I am often asked by my readers and other players alike, what does it take to be a good chess player? A valid question that takes me back to the days when I could watch with awe and admiration as seasoned players made their moves with ease and a sense of deep positional understanding.
My late friend and I used to visit another friend of ours back in the days, and would find him engrossed in a game with his brother, and out of boredom and frustration, we would go away only to come back 4 hours later and still find them playing, and he would proudly tell us that it was still the same game we left them playing!
I didn’t know how the pieces moved then so by accident, I was introduced to chess by my late friend and that night we played till our lantern ran out of paraffin in the wee hours of the morning; we were in the village then. I found it fascinating that one would attempt to outmaneuver his opponent and I caught the chess bug from that very night and duly apologised to our other friend for all the wrong reasons I had associated him with, thinking he was choosing chess over us by deliberately playing long games!

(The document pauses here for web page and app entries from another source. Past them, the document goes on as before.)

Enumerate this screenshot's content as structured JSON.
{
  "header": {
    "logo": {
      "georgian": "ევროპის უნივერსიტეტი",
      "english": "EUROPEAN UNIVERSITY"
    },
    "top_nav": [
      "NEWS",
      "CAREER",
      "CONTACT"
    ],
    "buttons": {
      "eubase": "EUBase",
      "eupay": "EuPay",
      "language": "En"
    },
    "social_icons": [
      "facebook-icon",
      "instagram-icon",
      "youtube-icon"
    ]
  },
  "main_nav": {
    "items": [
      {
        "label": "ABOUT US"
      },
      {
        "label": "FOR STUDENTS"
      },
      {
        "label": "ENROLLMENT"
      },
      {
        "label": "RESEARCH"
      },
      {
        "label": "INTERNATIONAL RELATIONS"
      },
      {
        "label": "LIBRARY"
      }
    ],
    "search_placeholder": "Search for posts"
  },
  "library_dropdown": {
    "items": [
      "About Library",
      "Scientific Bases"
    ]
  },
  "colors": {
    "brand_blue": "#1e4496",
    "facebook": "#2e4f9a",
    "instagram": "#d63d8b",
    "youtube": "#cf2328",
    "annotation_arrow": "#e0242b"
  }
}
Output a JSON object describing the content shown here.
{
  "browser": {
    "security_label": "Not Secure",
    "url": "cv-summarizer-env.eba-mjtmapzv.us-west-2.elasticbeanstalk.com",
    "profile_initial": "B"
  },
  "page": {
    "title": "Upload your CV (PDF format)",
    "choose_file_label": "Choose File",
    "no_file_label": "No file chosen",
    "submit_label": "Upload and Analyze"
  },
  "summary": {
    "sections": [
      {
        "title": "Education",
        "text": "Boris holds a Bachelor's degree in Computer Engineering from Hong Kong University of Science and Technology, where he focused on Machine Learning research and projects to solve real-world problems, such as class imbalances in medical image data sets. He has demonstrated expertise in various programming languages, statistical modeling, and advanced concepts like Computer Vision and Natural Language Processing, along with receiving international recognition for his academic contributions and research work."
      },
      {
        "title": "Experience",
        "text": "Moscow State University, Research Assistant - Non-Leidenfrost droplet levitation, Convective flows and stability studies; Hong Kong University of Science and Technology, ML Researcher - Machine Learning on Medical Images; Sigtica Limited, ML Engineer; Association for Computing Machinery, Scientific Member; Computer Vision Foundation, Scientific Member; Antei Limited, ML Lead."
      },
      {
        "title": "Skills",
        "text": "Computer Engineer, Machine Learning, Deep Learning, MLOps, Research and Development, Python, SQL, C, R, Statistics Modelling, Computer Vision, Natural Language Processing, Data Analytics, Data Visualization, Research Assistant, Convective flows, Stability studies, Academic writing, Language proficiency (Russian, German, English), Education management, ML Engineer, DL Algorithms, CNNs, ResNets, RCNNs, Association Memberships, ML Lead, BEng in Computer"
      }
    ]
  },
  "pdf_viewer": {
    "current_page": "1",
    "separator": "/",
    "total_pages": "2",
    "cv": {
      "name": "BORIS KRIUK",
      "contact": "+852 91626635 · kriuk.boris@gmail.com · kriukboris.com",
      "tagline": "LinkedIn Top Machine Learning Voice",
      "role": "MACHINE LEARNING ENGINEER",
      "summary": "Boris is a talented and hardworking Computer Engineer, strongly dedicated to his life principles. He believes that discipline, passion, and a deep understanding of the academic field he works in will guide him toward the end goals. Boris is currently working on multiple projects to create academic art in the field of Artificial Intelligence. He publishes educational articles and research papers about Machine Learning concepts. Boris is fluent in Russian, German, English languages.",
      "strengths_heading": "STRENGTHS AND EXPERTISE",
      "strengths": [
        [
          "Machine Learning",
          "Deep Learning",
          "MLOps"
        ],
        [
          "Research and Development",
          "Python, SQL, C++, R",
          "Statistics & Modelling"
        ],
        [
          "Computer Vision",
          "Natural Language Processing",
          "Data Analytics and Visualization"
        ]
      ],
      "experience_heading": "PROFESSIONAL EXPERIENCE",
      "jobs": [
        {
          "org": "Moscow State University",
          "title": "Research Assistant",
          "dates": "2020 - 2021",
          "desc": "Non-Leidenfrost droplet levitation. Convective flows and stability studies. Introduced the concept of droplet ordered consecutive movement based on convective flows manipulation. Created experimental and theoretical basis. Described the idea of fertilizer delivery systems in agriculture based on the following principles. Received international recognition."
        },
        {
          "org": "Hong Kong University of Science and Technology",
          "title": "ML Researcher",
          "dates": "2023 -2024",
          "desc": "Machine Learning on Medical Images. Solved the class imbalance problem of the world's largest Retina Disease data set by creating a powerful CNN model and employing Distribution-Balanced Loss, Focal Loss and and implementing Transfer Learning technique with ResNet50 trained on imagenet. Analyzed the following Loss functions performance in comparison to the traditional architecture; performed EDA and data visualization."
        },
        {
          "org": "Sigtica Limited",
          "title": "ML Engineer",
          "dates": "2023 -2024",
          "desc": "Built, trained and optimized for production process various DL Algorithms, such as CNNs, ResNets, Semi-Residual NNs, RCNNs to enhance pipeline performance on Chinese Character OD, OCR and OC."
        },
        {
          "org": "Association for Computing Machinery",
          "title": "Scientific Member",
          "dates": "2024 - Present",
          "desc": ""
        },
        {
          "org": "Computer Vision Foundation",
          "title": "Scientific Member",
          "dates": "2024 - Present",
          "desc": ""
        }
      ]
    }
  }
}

It was when I landed in the city that I realised there was more to chess than just moving pieces all over the board. One veteran player, Martin Oyamo told me I could be good at chess but then I must put in extra effort by reading and studying the game. To say I was shocked would be an understatement since I had never imagined such work was need to improve, especially after I perused the first book he offered to me, and invited me to attend his training sessions.
But one can only immerse himself or herself into a chess studying routine if you want to be a competitive player with aspirations of scaling to enviable heights of greatness. It takes a lot of discipline and commitment to pore oneself into studying the various chess openings, middle game nuances and endgame techniques.
The reason being there is no demilitarised zone on the chessboard. Every one of the 64 squares is pivotal to your winning a game of chess and you must place your pieces in the most appropriate squares, and moreover they need to be working together in harmony, like the notes in Beethoven’s 5th Symphony. Not only is the co-ordination and activity of the pieces paramount, but the timing too is critical, as you may find yourself a move or several moves behind if your opponent seizes the initiative and builds up on the small advantages occasioned by your poor judgment.
In other words, you need a good plan and your strategy must be spot on if you are to get the better of your opponent. A chess adage goes; it is better to have a bad plan than no plan at all. And here is where you find players of different dispositions. There are those who like grinding out wins slowly and surely by putting their opponents in a bind, while others are tacticians, making explosive moves on every turn that gives the opponent no room of escape, and sooner than later the king is naked (exposed) and death (checkmate) comes swiftly and naturally like the evening tide.
It is said that chess imitates life in many aspects and that is why it is considered a good game to introduce to kids from an early age for it dramatically improves a child’s ability to think rationally as well as increasing their cognitive skills. And since the pieces have to be synchronized for effectiveness, chess therefore improves children’s aptitude in recognizing patterns, thus building a sense of team spirit while emphasizing the ability of the individual.
It therefore goes without saying that the value of hard work, concentration and commit are all invaluable lessons drawn from playing chess, and makes a one realize that he or she is responsible for his or her own actions and must accept their consequences. Though the ultimate goal is to checkmate your opponent, chess teaches one to try their best to win while accepting defeat with grace.
So next time you see a player strutting around like a colossus, and seemingly getting the better of others with ease, just visualize how much work has been put in to elevate them too such celebrity status, with deserved bragging rights! You earn what you work for and it is imperative that you invest time and energy into becoming a better you at chess, and life as a whole.
Puzzle: Find the best move for White (Grischuk) vs Black (Bologan) as played during the World Rapid Final, 2012